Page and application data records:

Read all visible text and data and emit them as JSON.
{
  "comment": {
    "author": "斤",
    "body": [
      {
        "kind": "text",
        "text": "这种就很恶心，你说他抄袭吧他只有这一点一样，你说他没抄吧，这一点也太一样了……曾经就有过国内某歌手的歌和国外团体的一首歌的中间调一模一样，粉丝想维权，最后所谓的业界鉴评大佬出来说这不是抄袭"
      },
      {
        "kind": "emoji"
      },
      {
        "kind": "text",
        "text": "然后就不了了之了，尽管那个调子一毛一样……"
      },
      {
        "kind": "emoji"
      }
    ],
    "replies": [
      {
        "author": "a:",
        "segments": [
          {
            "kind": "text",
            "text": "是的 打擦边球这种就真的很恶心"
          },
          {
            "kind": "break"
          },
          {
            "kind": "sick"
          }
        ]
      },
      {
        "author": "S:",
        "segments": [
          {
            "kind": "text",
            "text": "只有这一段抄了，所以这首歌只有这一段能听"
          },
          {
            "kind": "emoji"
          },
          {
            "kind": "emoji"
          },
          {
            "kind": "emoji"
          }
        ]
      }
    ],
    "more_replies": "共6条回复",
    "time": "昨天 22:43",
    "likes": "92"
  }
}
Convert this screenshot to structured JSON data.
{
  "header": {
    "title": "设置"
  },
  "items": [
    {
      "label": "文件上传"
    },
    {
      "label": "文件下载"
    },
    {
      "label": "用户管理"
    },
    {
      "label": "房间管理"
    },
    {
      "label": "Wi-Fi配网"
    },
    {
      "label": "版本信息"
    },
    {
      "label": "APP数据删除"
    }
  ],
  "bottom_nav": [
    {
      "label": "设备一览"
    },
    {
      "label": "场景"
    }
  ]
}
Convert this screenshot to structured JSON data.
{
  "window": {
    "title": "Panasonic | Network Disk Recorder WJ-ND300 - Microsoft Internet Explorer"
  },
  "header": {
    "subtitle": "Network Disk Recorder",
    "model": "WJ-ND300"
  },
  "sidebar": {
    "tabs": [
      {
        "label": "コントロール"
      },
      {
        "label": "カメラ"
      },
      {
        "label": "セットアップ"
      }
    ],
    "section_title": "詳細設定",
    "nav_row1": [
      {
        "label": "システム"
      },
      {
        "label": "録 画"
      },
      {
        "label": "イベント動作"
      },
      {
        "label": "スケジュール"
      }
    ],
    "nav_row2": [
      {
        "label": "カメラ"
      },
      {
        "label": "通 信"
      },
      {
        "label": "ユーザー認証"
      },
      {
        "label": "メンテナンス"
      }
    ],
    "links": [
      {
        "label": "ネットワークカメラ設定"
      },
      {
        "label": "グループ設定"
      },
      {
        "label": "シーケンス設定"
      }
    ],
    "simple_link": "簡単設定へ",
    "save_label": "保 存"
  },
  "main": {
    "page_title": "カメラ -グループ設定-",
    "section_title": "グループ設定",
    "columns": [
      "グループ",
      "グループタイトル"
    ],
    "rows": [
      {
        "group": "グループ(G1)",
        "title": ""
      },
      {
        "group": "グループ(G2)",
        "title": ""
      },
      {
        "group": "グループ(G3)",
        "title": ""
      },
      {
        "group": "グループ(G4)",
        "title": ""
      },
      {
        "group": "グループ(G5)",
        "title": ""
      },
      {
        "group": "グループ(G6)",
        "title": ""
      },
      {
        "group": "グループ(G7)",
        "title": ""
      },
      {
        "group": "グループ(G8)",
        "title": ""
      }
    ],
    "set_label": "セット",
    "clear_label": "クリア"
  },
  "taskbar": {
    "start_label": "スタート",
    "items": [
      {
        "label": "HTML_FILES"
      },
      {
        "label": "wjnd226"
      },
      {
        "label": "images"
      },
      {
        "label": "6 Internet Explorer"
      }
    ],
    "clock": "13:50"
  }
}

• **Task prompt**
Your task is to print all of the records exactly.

• **Response**
Read all visible text and data and emit them as JSON.
{
  "comment": {
    "author": "斤",
    "body": [
      {
        "kind": "text",
        "text": "这种就很恶心，你说他抄袭吧他只有这一点一样，你说他没抄吧，这一点也太一样了……曾经就有过国内某歌手的歌和国外团体的一首歌的中间调一模一样，粉丝想维权，最后所谓的业界鉴评大佬出来说这不是抄袭"
      },
      {
        "kind": "emoji"
      },
      {
        "kind": "text",
        "text": "然后就不了了之了，尽管那个调子一毛一样……"
      },
      {
        "kind": "emoji"
      }
    ],
    "replies": [
      {
        "author": "a:",
        "segments": [
          {
            "kind": "text",
            "text": "是的 打擦边球这种就真的很恶心"
          },
          {
            "kind": "break"
          },
          {
            "kind": "sick"
          }
        ]
      },
      {
        "author": "S:",
        "segments": [
          {
            "kind": "text",
            "text": "只有这一段抄了，所以这首歌只有这一段能听"
          },
          {
            "kind": "emoji"
          },
          {
            "kind": "emoji"
          },
          {
            "kind": "emoji"
          }
        ]
      }
    ],
    "more_replies": "共6条回复",
    "time": "昨天 22:43",
    "likes": "92"
  }
}
Convert this screenshot to structured JSON data.
{
  "header": {
    "title": "设置"
  },
  "items": [
    {
      "label": "文件上传"
    },
    {
      "label": "文件下载"
    },
    {
      "label": "用户管理"
    },
    {
      "label": "房间管理"
    },
    {
      "label": "Wi-Fi配网"
    },
    {
      "label": "版本信息"
    },
    {
      "label": "APP数据删除"
    }
  ],
  "bottom_nav": [
    {
      "label": "设备一览"
    },
    {
      "label": "场景"
    }
  ]
}
Convert this screenshot to structured JSON data.
{
  "window": {
    "title": "Panasonic | Network Disk Recorder WJ-ND300 - Microsoft Internet Explorer"
  },
  "header": {
    "subtitle": "Network Disk Recorder",
    "model": "WJ-ND300"
  },
  "sidebar": {
    "tabs": [
      {
        "label": "コントロール"
      },
      {
        "label": "カメラ"
      },
      {
        "label": "セットアップ"
      }
    ],
    "section_title": "詳細設定",
    "nav_row1": [
      {
        "label": "システム"
      },
      {
        "label": "録 画"
      },
      {
        "label": "イベント動作"
      },
      {
        "label": "スケジュール"
      }
    ],
    "nav_row2": [
      {
        "label": "カメラ"
      },
      {
        "label": "通 信"
      },
      {
        "label": "ユーザー認証"
      },
      {
        "label": "メンテナンス"
      }
    ],
    "links": [
      {
        "label": "ネットワークカメラ設定"
      },
      {
        "label": "グループ設定"
      },
      {
        "label": "シーケンス設定"
      }
    ],
    "simple_link": "簡単設定へ",
    "save_label": "保 存"
  },
  "main": {
    "page_title": "カメラ -グループ設定-",
    "section_title": "グループ設定",
    "columns": [
      "グループ",
      "グループタイトル"
    ],
    "rows": [
      {
        "group": "グループ(G1)",
        "title": ""
      },
      {
        "group": "グループ(G2)",
        "title": ""
      },
      {
        "group": "グループ(G3)",
        "title": ""
      },
      {
        "group": "グループ(G4)",
        "title": ""
      },
      {
        "group": "グループ(G5)",
        "title": ""
      },
      {
        "group": "グループ(G6)",
        "title": ""
      },
      {
        "group": "グループ(G7)",
        "title": ""
      },
      {
        "group": "グループ(G8)",
        "title": ""
      }
    ],
    "set_label": "セット",
    "clear_label": "クリア"
  },
  "taskbar": {
    "start_label": "スタート",
    "items": [
      {
        "label": "HTML_FILES"
      },
      {
        "label": "wjnd226"
      },
      {
        "label": "images"
      },
      {
        "label": "6 Internet Explorer"
      }
    ],
    "clock": "13:50"
  }
}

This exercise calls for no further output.